▶ _Problem statement_: Could you copy each line of the entries that contains "data"?

═══ Listed records

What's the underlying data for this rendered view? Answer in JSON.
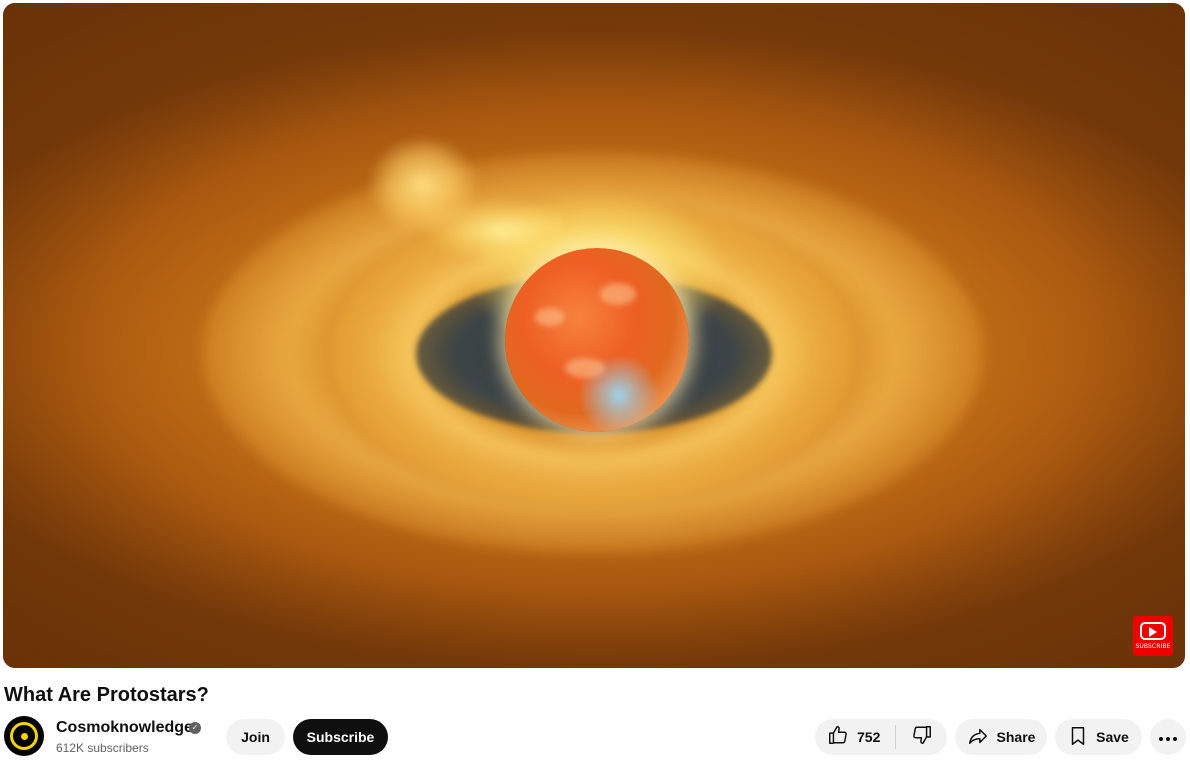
{
  "video": {
    "title": "What Are Protostars?",
    "subscribe_watermark": "SUBSCRIBE"
  },
  "channel": {
    "name": "Cosmoknowledge",
    "subscribers": "612K subscribers",
    "verified": true
  },
  "actions": {
    "join_label": "Join",
    "subscribe_label": "Subscribe",
    "like_count": "752",
    "share_label": "Share",
    "save_label": "Save"
  },
  "icons": {
    "like": "thumbs-up-icon",
    "dislike": "thumbs-down-icon",
    "share": "share-arrow-icon",
    "save": "bookmark-icon",
    "more": "more-horizontal-icon",
    "verified": "checkmark-badge-icon"
  },
  "colors": {
    "subscribe_bg": "#0f0f0f",
    "button_bg": "#f2f2f2",
    "watermark_red": "#ee0000",
    "avatar_accent": "#f5d400"
  }
}
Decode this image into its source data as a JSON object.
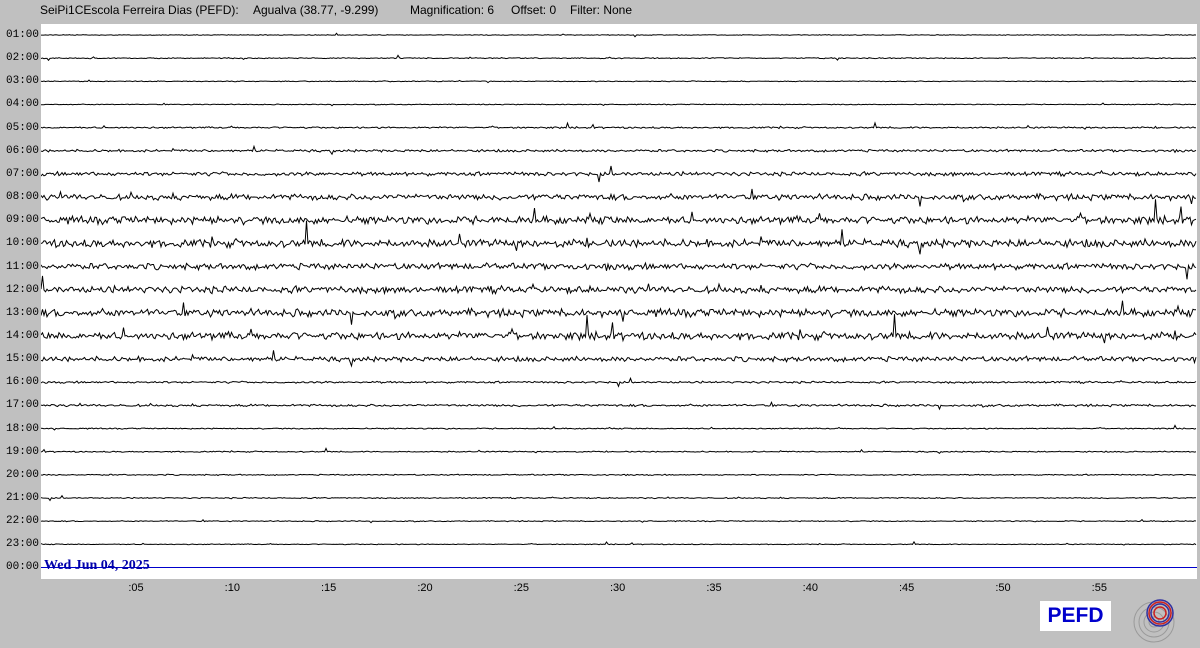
{
  "header": {
    "station": "SeiPi1CEscola Ferreira Dias (PEFD):",
    "location": "Agualva (38.77, -9.299)",
    "magnification": "Magnification: 6",
    "offset": "Offset: 0",
    "filter": "Filter: None"
  },
  "hours": [
    "01:00",
    "02:00",
    "03:00",
    "04:00",
    "05:00",
    "06:00",
    "07:00",
    "08:00",
    "09:00",
    "10:00",
    "11:00",
    "12:00",
    "13:00",
    "14:00",
    "15:00",
    "16:00",
    "17:00",
    "18:00",
    "19:00",
    "20:00",
    "21:00",
    "22:00",
    "23:00",
    "00:00"
  ],
  "hour_activity": [
    0.4,
    0.6,
    0.5,
    0.5,
    1.0,
    1.5,
    2.4,
    3.6,
    4.6,
    4.8,
    3.8,
    4.2,
    4.6,
    4.6,
    3.0,
    1.2,
    1.4,
    0.7,
    0.7,
    0.7,
    0.7,
    0.6,
    0.5,
    0.0
  ],
  "minutes": [
    ":05",
    ":10",
    ":15",
    ":20",
    ":25",
    ":30",
    ":35",
    ":40",
    ":45",
    ":50",
    ":55"
  ],
  "date_label": "Wed Jun 04, 2025",
  "logo_text": "PEFD",
  "colors": {
    "background": "#c0c0c0",
    "plot": "#ffffff",
    "trace": "#000000",
    "current_line": "#0000cc",
    "date_text": "#0000aa",
    "logo_text": "#0000cc"
  },
  "icons": {
    "seal": "concentric-rings-logo-icon"
  }
}
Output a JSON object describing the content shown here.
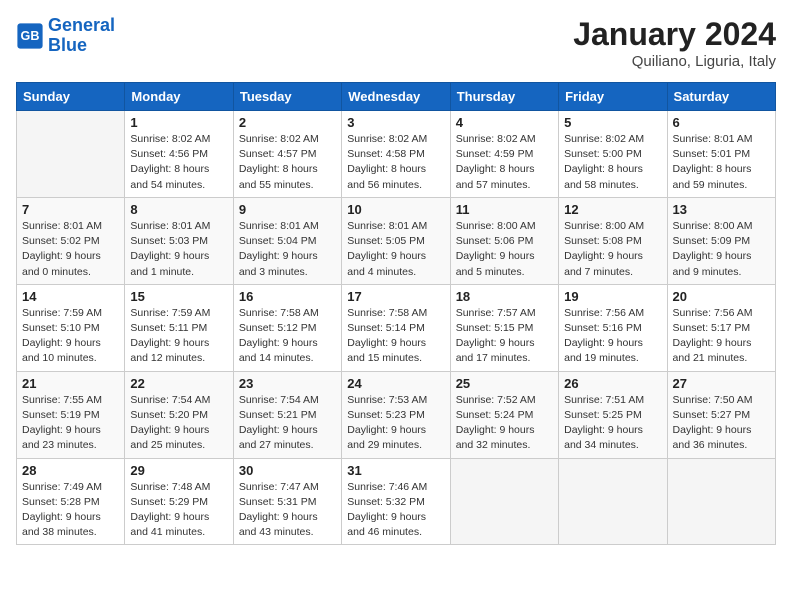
{
  "header": {
    "logo_general": "General",
    "logo_blue": "Blue",
    "month": "January 2024",
    "location": "Quiliano, Liguria, Italy"
  },
  "columns": [
    "Sunday",
    "Monday",
    "Tuesday",
    "Wednesday",
    "Thursday",
    "Friday",
    "Saturday"
  ],
  "weeks": [
    [
      {
        "day": "",
        "info": ""
      },
      {
        "day": "1",
        "info": "Sunrise: 8:02 AM\nSunset: 4:56 PM\nDaylight: 8 hours\nand 54 minutes."
      },
      {
        "day": "2",
        "info": "Sunrise: 8:02 AM\nSunset: 4:57 PM\nDaylight: 8 hours\nand 55 minutes."
      },
      {
        "day": "3",
        "info": "Sunrise: 8:02 AM\nSunset: 4:58 PM\nDaylight: 8 hours\nand 56 minutes."
      },
      {
        "day": "4",
        "info": "Sunrise: 8:02 AM\nSunset: 4:59 PM\nDaylight: 8 hours\nand 57 minutes."
      },
      {
        "day": "5",
        "info": "Sunrise: 8:02 AM\nSunset: 5:00 PM\nDaylight: 8 hours\nand 58 minutes."
      },
      {
        "day": "6",
        "info": "Sunrise: 8:01 AM\nSunset: 5:01 PM\nDaylight: 8 hours\nand 59 minutes."
      }
    ],
    [
      {
        "day": "7",
        "info": "Sunrise: 8:01 AM\nSunset: 5:02 PM\nDaylight: 9 hours\nand 0 minutes."
      },
      {
        "day": "8",
        "info": "Sunrise: 8:01 AM\nSunset: 5:03 PM\nDaylight: 9 hours\nand 1 minute."
      },
      {
        "day": "9",
        "info": "Sunrise: 8:01 AM\nSunset: 5:04 PM\nDaylight: 9 hours\nand 3 minutes."
      },
      {
        "day": "10",
        "info": "Sunrise: 8:01 AM\nSunset: 5:05 PM\nDaylight: 9 hours\nand 4 minutes."
      },
      {
        "day": "11",
        "info": "Sunrise: 8:00 AM\nSunset: 5:06 PM\nDaylight: 9 hours\nand 5 minutes."
      },
      {
        "day": "12",
        "info": "Sunrise: 8:00 AM\nSunset: 5:08 PM\nDaylight: 9 hours\nand 7 minutes."
      },
      {
        "day": "13",
        "info": "Sunrise: 8:00 AM\nSunset: 5:09 PM\nDaylight: 9 hours\nand 9 minutes."
      }
    ],
    [
      {
        "day": "14",
        "info": "Sunrise: 7:59 AM\nSunset: 5:10 PM\nDaylight: 9 hours\nand 10 minutes."
      },
      {
        "day": "15",
        "info": "Sunrise: 7:59 AM\nSunset: 5:11 PM\nDaylight: 9 hours\nand 12 minutes."
      },
      {
        "day": "16",
        "info": "Sunrise: 7:58 AM\nSunset: 5:12 PM\nDaylight: 9 hours\nand 14 minutes."
      },
      {
        "day": "17",
        "info": "Sunrise: 7:58 AM\nSunset: 5:14 PM\nDaylight: 9 hours\nand 15 minutes."
      },
      {
        "day": "18",
        "info": "Sunrise: 7:57 AM\nSunset: 5:15 PM\nDaylight: 9 hours\nand 17 minutes."
      },
      {
        "day": "19",
        "info": "Sunrise: 7:56 AM\nSunset: 5:16 PM\nDaylight: 9 hours\nand 19 minutes."
      },
      {
        "day": "20",
        "info": "Sunrise: 7:56 AM\nSunset: 5:17 PM\nDaylight: 9 hours\nand 21 minutes."
      }
    ],
    [
      {
        "day": "21",
        "info": "Sunrise: 7:55 AM\nSunset: 5:19 PM\nDaylight: 9 hours\nand 23 minutes."
      },
      {
        "day": "22",
        "info": "Sunrise: 7:54 AM\nSunset: 5:20 PM\nDaylight: 9 hours\nand 25 minutes."
      },
      {
        "day": "23",
        "info": "Sunrise: 7:54 AM\nSunset: 5:21 PM\nDaylight: 9 hours\nand 27 minutes."
      },
      {
        "day": "24",
        "info": "Sunrise: 7:53 AM\nSunset: 5:23 PM\nDaylight: 9 hours\nand 29 minutes."
      },
      {
        "day": "25",
        "info": "Sunrise: 7:52 AM\nSunset: 5:24 PM\nDaylight: 9 hours\nand 32 minutes."
      },
      {
        "day": "26",
        "info": "Sunrise: 7:51 AM\nSunset: 5:25 PM\nDaylight: 9 hours\nand 34 minutes."
      },
      {
        "day": "27",
        "info": "Sunrise: 7:50 AM\nSunset: 5:27 PM\nDaylight: 9 hours\nand 36 minutes."
      }
    ],
    [
      {
        "day": "28",
        "info": "Sunrise: 7:49 AM\nSunset: 5:28 PM\nDaylight: 9 hours\nand 38 minutes."
      },
      {
        "day": "29",
        "info": "Sunrise: 7:48 AM\nSunset: 5:29 PM\nDaylight: 9 hours\nand 41 minutes."
      },
      {
        "day": "30",
        "info": "Sunrise: 7:47 AM\nSunset: 5:31 PM\nDaylight: 9 hours\nand 43 minutes."
      },
      {
        "day": "31",
        "info": "Sunrise: 7:46 AM\nSunset: 5:32 PM\nDaylight: 9 hours\nand 46 minutes."
      },
      {
        "day": "",
        "info": ""
      },
      {
        "day": "",
        "info": ""
      },
      {
        "day": "",
        "info": ""
      }
    ]
  ]
}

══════

▶ _Answer to this exercise_:
What's the underlying data for this rendered view? Answer in JSON.
Decode this image into its source data as a JSON object.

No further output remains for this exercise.